_SOURCE INFORMATION_.

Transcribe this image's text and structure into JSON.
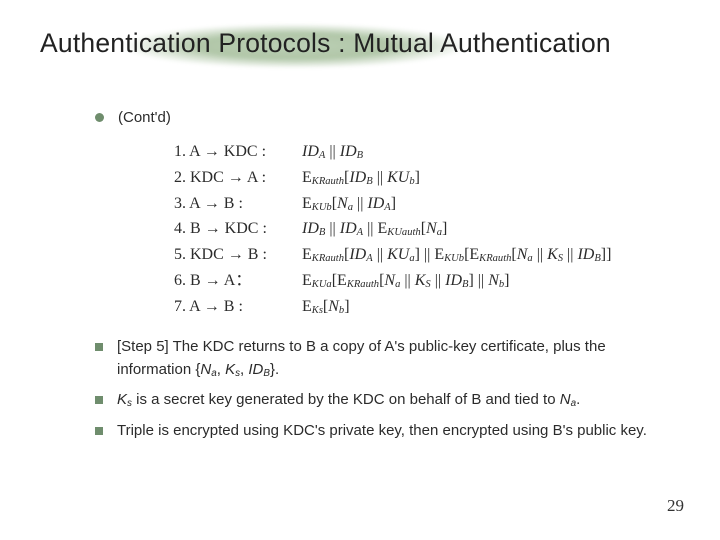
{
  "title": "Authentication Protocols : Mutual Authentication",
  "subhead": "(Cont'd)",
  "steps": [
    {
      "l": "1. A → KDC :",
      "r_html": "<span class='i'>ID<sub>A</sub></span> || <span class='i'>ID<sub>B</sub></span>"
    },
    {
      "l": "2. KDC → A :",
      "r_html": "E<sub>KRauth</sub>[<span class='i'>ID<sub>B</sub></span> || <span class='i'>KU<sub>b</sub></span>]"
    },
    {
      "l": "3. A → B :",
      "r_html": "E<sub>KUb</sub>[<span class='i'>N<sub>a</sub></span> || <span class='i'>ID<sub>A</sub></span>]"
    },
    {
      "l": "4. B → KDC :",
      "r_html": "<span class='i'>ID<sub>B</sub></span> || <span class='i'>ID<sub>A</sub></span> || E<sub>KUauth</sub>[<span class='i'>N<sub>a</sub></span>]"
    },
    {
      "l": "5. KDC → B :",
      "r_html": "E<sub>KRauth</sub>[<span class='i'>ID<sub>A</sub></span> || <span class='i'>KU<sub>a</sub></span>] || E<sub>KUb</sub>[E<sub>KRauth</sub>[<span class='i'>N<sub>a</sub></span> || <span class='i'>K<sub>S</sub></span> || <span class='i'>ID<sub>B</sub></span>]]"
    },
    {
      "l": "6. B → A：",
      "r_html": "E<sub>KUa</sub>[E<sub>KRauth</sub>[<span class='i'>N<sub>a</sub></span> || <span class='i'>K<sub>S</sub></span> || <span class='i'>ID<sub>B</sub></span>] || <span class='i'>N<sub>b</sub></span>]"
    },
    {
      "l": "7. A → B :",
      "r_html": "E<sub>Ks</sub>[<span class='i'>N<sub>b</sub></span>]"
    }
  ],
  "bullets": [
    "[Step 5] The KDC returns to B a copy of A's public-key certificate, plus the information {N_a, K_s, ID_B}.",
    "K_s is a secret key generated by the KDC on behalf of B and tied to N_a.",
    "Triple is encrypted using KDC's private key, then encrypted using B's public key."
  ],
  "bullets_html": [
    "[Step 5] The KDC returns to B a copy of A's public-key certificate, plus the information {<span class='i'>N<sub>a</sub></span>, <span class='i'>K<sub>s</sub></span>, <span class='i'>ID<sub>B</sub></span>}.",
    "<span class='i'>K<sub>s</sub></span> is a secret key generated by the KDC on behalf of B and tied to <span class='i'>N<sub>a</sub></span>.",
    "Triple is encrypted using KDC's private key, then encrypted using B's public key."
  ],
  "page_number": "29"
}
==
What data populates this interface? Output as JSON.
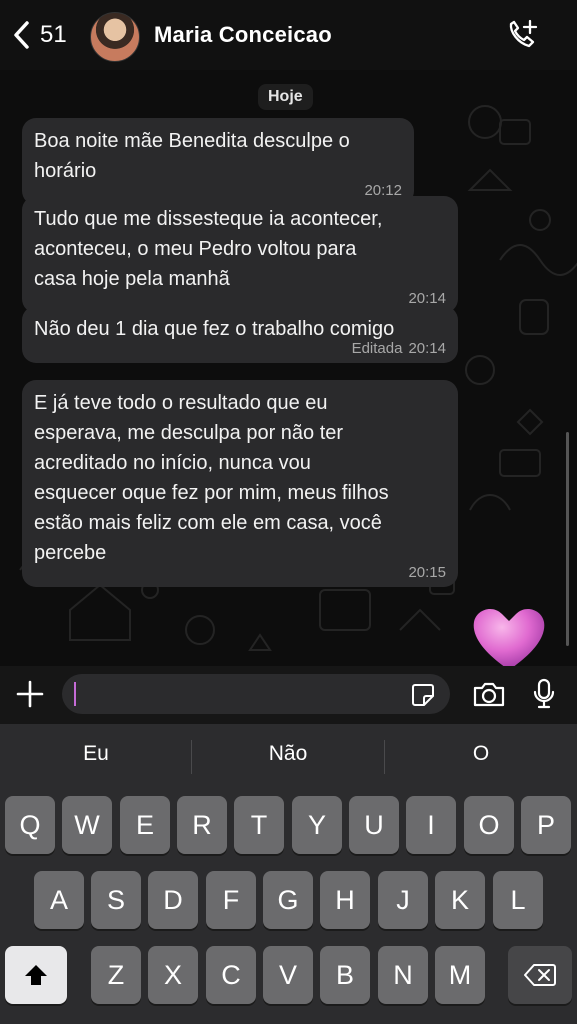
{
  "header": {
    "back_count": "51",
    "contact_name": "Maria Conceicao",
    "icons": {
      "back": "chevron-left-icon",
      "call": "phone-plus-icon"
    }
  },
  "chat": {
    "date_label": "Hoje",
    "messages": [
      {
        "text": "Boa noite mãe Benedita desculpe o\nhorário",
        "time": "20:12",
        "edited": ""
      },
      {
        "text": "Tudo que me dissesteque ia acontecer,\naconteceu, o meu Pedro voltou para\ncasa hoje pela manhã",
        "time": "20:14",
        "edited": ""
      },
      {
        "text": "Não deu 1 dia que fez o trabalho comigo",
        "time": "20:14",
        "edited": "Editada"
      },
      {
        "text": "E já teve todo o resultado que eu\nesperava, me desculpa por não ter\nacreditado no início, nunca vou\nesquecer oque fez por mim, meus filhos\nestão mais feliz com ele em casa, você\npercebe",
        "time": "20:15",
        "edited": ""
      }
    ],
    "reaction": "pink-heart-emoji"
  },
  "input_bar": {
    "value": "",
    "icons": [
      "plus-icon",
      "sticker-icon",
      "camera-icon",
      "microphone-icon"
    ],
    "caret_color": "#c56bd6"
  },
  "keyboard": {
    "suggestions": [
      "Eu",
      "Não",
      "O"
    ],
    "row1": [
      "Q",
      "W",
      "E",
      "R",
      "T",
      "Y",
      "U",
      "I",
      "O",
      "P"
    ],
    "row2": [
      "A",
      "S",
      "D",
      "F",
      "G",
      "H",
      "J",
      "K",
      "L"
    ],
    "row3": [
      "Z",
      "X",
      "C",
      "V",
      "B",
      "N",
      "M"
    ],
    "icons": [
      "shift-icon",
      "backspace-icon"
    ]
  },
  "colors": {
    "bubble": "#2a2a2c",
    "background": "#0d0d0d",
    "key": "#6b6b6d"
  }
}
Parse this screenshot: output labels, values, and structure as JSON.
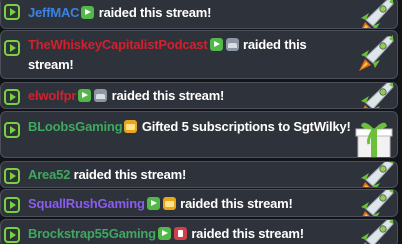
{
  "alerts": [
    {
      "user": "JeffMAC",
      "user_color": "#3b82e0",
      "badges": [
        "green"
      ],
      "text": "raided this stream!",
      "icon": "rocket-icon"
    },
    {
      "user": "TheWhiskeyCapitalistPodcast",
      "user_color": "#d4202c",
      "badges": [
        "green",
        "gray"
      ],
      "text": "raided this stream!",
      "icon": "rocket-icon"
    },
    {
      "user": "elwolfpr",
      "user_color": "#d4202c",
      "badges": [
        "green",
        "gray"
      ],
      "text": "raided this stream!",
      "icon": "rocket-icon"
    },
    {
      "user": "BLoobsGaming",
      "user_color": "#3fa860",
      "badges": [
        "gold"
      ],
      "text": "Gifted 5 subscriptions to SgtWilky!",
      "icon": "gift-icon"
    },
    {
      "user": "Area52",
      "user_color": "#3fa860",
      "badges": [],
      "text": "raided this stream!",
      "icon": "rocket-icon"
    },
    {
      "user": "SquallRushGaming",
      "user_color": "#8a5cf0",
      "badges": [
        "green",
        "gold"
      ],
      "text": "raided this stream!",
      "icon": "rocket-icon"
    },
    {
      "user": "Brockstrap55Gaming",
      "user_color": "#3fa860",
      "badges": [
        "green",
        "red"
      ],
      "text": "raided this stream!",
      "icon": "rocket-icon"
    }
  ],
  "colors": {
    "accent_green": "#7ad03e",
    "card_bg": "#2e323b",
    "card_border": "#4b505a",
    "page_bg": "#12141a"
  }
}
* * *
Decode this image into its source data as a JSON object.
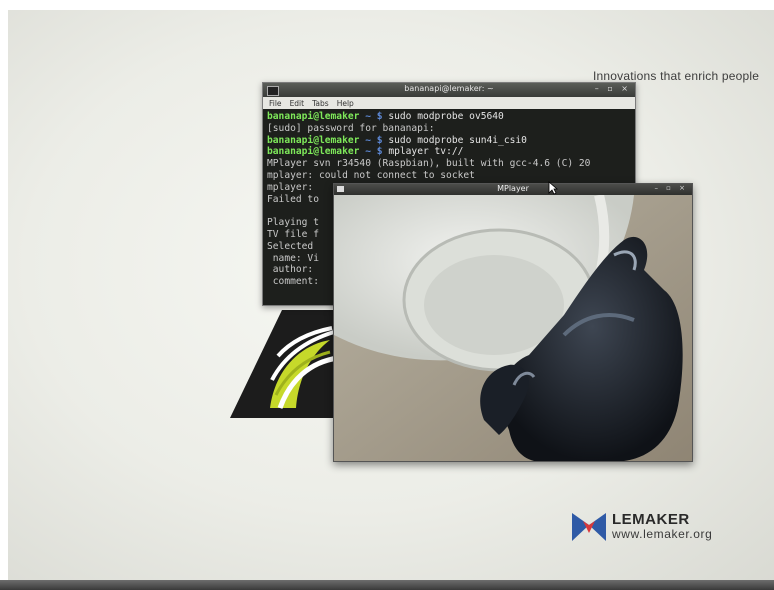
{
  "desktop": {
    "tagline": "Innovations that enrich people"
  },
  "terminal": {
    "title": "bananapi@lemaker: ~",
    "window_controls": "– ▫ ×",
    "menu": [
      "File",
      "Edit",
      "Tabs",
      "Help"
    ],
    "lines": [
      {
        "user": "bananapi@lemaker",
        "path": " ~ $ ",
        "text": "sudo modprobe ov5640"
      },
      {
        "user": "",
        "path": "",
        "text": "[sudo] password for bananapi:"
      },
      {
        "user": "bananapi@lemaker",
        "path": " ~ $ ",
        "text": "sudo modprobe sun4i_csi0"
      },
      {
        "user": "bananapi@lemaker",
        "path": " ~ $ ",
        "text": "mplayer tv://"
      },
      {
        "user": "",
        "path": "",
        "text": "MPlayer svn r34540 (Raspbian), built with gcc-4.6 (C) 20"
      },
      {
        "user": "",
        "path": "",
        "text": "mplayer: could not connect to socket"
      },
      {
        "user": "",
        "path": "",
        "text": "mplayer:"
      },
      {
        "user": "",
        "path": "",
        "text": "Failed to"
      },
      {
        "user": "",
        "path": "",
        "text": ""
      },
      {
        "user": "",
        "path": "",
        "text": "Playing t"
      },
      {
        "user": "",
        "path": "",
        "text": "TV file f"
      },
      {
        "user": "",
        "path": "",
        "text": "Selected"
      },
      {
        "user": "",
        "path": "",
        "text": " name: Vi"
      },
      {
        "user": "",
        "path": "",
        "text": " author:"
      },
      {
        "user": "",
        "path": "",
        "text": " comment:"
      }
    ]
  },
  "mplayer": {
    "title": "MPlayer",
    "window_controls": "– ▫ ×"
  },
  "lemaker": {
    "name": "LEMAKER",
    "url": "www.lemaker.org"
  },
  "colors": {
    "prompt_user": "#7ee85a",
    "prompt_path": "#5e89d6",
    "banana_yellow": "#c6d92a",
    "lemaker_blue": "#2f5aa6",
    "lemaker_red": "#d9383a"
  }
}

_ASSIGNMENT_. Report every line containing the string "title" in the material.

_RESULT FOR THIS EXERCISE_.
  "title": "Authentication Protocols : Mutual Authentication",
    "title": "bananapi@lemaker: ~",
    "title": "MPlayer",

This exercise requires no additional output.